### What you will do
Please restate every line below exactly, without any pictures.

### Record set

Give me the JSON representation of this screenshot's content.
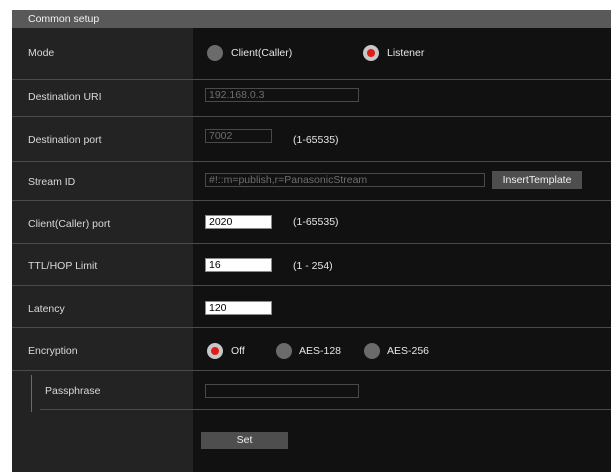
{
  "header": {
    "title": "Common setup"
  },
  "rows": {
    "mode": {
      "label": "Mode",
      "options": [
        "Client(Caller)",
        "Listener"
      ],
      "selected": "Listener"
    },
    "destination_uri": {
      "label": "Destination URI",
      "value": "192.168.0.3"
    },
    "destination_port": {
      "label": "Destination port",
      "value": "7002",
      "range": "(1-65535)"
    },
    "stream_id": {
      "label": "Stream ID",
      "value": "#!::m=publish,r=PanasonicStream",
      "button": "InsertTemplate"
    },
    "client_port": {
      "label": "Client(Caller) port",
      "value": "2020",
      "range": "(1-65535)"
    },
    "ttl": {
      "label": "TTL/HOP Limit",
      "value": "16",
      "range": "(1 - 254)"
    },
    "latency": {
      "label": "Latency",
      "value": "120"
    },
    "encryption": {
      "label": "Encryption",
      "options": [
        "Off",
        "AES-128",
        "AES-256"
      ],
      "selected": "Off"
    },
    "passphrase": {
      "label": "Passphrase",
      "value": ""
    }
  },
  "actions": {
    "set_label": "Set"
  },
  "colors": {
    "background": "#111111",
    "label_column": "#232323",
    "header": "#595959",
    "radio_selected": "#e11a1a"
  }
}
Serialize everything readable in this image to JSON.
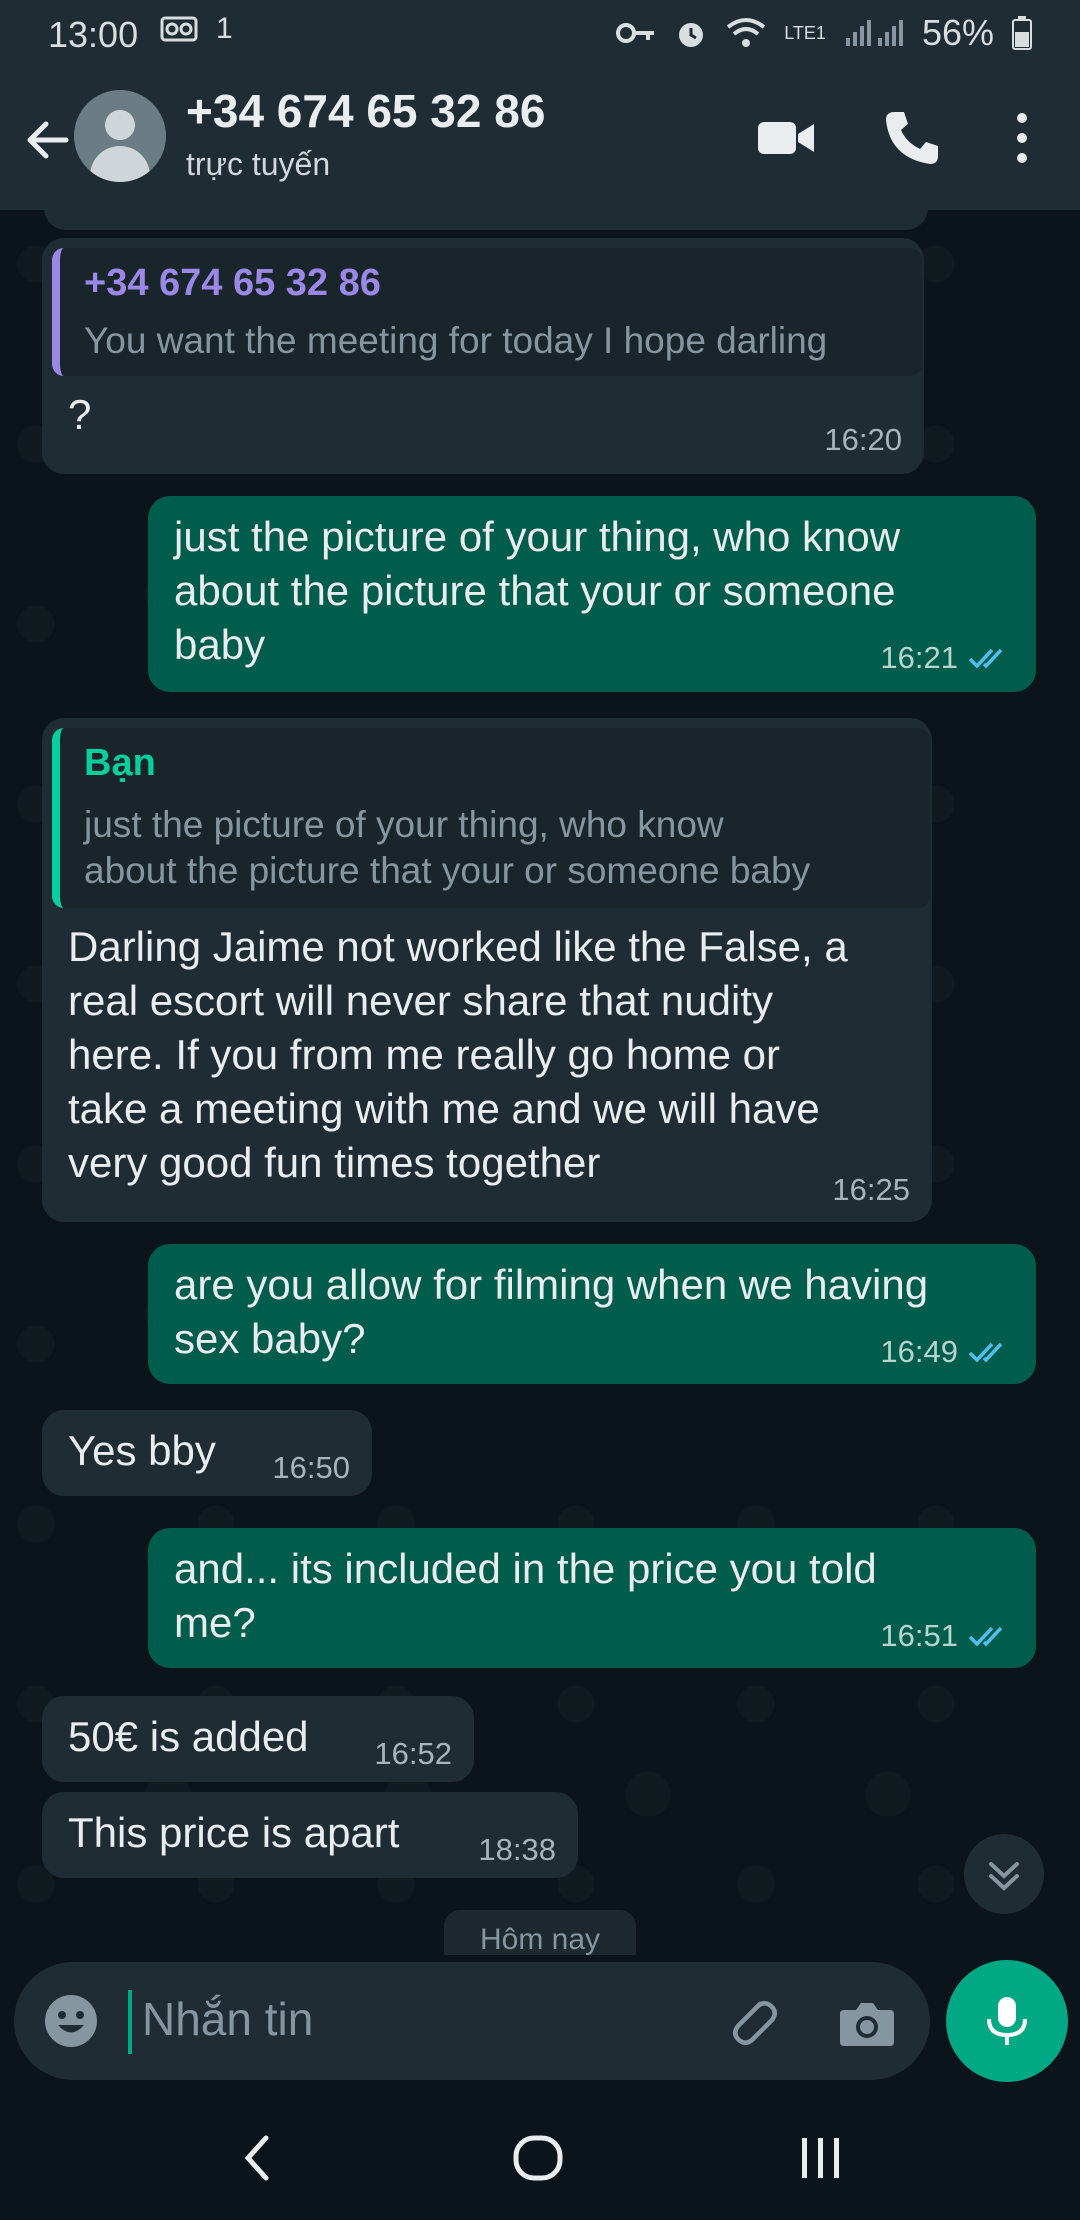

### Final answer
Give me the JSON representation of this screenshot's content.
{
  "header": {
    "title": "Common setup"
  },
  "rows": {
    "mode": {
      "label": "Mode",
      "options": [
        "Client(Caller)",
        "Listener"
      ],
      "selected": "Listener"
    },
    "destination_uri": {
      "label": "Destination URI",
      "value": "192.168.0.3"
    },
    "destination_port": {
      "label": "Destination port",
      "value": "7002",
      "range": "(1-65535)"
    },
    "stream_id": {
      "label": "Stream ID",
      "value": "#!::m=publish,r=PanasonicStream",
      "button": "InsertTemplate"
    },
    "client_port": {
      "label": "Client(Caller) port",
      "value": "2020",
      "range": "(1-65535)"
    },
    "ttl": {
      "label": "TTL/HOP Limit",
      "value": "16",
      "range": "(1 - 254)"
    },
    "latency": {
      "label": "Latency",
      "value": "120"
    },
    "encryption": {
      "label": "Encryption",
      "options": [
        "Off",
        "AES-128",
        "AES-256"
      ],
      "selected": "Off"
    },
    "passphrase": {
      "label": "Passphrase",
      "value": ""
    }
  },
  "actions": {
    "set_label": "Set"
  },
  "colors": {
    "background": "#111111",
    "label_column": "#232323",
    "header": "#595959",
    "radio_selected": "#e11a1a"
  }
}
Serialize everything readable in this image to JSON.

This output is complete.